Jones and Awuzie have to be ready for that ball going high from Wentz and Jeffery going up to get it. His length gives him a great advantage, especially over his head. This is where I think Jones has a better chance of handling Jeffery due to his leaping ability. Both corners are going to have to be ready for a physical game when they line up across from this guy, because he is a bully in the way he plays.
Under the Radar: RB Josh Adams
Doug Pederson likes to use multiple running backs in his scheme. The Eagles carry four running backs and they use them all. Josh Adams is part of that rotation, and as an undrafted rookie free agent he has had some nice success.
His size is impressive. He's tall, long, and well-built. Adams is a between the tackles bruiser with surprising speed. I remember snaps at Notre Dame where he just left defenders in the open field. He gets through initial contact consistently and is always looking for more. He excels at taking what the defense gives him. I thought he was better moving north and south as a runner, but he has adapted in the read-option style.
I initially thought Adams lacked the lateral quick twitch, but he has improved in this area. Pederson hands him the ball and he's shown the ability to take it, read the blocks and make the correct cut. Adams can be a load to deal with, especially when he gets his shoulders square and heads up the field. He finishes his runs with power and is always going forward.
Adams didn't receive many opportunities as a pass catcher, but he has shown the ability to adapt to it. There doesn't appear to be a specific situation when Pederson puts him in the game, but you will notice when he enters.
Questions about his history with knee injuries hurt his draft stock, but it appears that he has put those questions to bed with the way he is playing for the Eagles.
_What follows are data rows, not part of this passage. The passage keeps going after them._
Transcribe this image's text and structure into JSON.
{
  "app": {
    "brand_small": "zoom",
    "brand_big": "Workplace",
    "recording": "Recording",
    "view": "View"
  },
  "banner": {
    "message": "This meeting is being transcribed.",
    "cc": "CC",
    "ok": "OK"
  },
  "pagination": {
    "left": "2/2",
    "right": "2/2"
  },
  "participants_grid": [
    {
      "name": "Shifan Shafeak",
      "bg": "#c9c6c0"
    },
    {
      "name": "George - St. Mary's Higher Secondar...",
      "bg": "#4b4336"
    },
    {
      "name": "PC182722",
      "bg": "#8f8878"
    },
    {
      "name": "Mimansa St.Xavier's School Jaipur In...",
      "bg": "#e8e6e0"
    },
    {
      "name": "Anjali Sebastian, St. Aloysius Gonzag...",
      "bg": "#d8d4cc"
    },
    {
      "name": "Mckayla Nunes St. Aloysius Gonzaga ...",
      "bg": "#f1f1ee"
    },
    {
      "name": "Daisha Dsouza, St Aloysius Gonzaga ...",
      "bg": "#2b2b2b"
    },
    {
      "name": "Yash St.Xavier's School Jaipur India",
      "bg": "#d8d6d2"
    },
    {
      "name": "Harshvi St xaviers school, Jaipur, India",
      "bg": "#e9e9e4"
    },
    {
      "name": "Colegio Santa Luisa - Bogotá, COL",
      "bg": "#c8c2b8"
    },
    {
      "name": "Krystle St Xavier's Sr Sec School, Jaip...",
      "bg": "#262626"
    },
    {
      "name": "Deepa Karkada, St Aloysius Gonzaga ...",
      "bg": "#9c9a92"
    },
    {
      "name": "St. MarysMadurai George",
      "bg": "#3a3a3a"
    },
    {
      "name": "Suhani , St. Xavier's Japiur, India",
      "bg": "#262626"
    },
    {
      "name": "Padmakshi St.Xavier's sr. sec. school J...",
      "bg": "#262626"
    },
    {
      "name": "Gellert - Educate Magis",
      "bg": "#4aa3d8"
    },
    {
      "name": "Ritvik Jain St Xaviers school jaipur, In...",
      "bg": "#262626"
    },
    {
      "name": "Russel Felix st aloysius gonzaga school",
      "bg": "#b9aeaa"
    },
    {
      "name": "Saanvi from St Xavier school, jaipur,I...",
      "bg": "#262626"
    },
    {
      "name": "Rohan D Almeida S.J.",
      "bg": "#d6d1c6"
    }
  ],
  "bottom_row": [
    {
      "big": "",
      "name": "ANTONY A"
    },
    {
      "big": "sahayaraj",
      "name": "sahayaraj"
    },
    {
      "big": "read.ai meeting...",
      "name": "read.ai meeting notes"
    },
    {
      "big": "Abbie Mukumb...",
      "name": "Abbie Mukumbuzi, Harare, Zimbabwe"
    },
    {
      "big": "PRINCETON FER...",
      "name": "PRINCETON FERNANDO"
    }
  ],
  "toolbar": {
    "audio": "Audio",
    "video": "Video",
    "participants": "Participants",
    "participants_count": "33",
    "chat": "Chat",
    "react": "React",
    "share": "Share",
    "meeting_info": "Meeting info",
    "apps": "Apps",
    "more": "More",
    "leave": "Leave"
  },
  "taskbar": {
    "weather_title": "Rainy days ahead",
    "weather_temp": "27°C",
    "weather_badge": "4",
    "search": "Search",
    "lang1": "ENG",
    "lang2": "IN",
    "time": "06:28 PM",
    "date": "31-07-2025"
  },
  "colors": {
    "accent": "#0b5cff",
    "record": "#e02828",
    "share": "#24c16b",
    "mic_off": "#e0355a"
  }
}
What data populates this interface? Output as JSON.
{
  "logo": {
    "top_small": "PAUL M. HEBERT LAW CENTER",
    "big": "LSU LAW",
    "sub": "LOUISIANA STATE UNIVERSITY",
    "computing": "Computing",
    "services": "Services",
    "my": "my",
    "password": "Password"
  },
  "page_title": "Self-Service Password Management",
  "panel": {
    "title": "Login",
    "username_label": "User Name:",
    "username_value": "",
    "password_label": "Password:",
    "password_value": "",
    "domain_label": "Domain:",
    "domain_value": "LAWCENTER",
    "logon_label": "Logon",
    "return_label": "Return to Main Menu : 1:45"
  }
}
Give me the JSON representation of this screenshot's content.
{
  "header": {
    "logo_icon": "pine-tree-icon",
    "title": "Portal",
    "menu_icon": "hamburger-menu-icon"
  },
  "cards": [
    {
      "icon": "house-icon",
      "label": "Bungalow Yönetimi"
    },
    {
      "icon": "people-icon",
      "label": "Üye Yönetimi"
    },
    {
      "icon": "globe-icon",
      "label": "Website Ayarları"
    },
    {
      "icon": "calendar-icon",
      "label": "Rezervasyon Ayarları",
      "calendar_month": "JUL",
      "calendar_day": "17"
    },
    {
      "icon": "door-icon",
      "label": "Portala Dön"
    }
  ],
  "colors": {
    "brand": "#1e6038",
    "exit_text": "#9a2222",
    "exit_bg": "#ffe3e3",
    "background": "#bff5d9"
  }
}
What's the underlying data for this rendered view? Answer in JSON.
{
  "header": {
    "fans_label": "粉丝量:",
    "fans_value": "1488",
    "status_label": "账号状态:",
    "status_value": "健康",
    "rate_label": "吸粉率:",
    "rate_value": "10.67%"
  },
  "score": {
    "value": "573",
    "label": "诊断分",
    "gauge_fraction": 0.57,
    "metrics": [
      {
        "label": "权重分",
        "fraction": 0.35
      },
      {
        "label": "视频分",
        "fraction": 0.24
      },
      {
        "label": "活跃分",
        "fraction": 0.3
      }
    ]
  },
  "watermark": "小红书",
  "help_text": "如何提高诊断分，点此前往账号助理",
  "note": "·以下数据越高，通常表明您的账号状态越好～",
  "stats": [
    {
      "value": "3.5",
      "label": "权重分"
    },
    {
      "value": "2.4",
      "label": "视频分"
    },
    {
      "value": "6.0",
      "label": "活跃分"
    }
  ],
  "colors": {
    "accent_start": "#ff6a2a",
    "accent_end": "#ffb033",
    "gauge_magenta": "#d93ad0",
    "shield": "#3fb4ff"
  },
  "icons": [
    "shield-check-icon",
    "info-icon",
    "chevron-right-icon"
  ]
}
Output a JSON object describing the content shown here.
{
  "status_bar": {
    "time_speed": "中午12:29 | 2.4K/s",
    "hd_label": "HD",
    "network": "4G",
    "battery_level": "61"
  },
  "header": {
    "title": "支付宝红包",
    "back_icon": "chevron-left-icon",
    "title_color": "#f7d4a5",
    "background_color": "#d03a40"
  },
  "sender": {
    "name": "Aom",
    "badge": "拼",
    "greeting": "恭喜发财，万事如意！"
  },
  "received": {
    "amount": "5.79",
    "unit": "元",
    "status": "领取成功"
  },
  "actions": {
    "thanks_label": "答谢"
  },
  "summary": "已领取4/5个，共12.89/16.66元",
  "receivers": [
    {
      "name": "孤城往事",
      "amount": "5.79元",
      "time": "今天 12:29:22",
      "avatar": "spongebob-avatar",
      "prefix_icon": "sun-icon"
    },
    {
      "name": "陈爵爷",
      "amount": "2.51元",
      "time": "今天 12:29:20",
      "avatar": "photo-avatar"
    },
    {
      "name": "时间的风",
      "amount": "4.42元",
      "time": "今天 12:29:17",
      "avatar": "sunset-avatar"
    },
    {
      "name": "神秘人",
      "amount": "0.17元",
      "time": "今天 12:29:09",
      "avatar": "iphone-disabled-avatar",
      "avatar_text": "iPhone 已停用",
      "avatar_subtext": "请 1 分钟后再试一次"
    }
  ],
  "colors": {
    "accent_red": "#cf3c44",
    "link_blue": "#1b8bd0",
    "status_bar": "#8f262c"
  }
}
Look for Josh Adams to be a big part of the game plan. He has been getting better each week.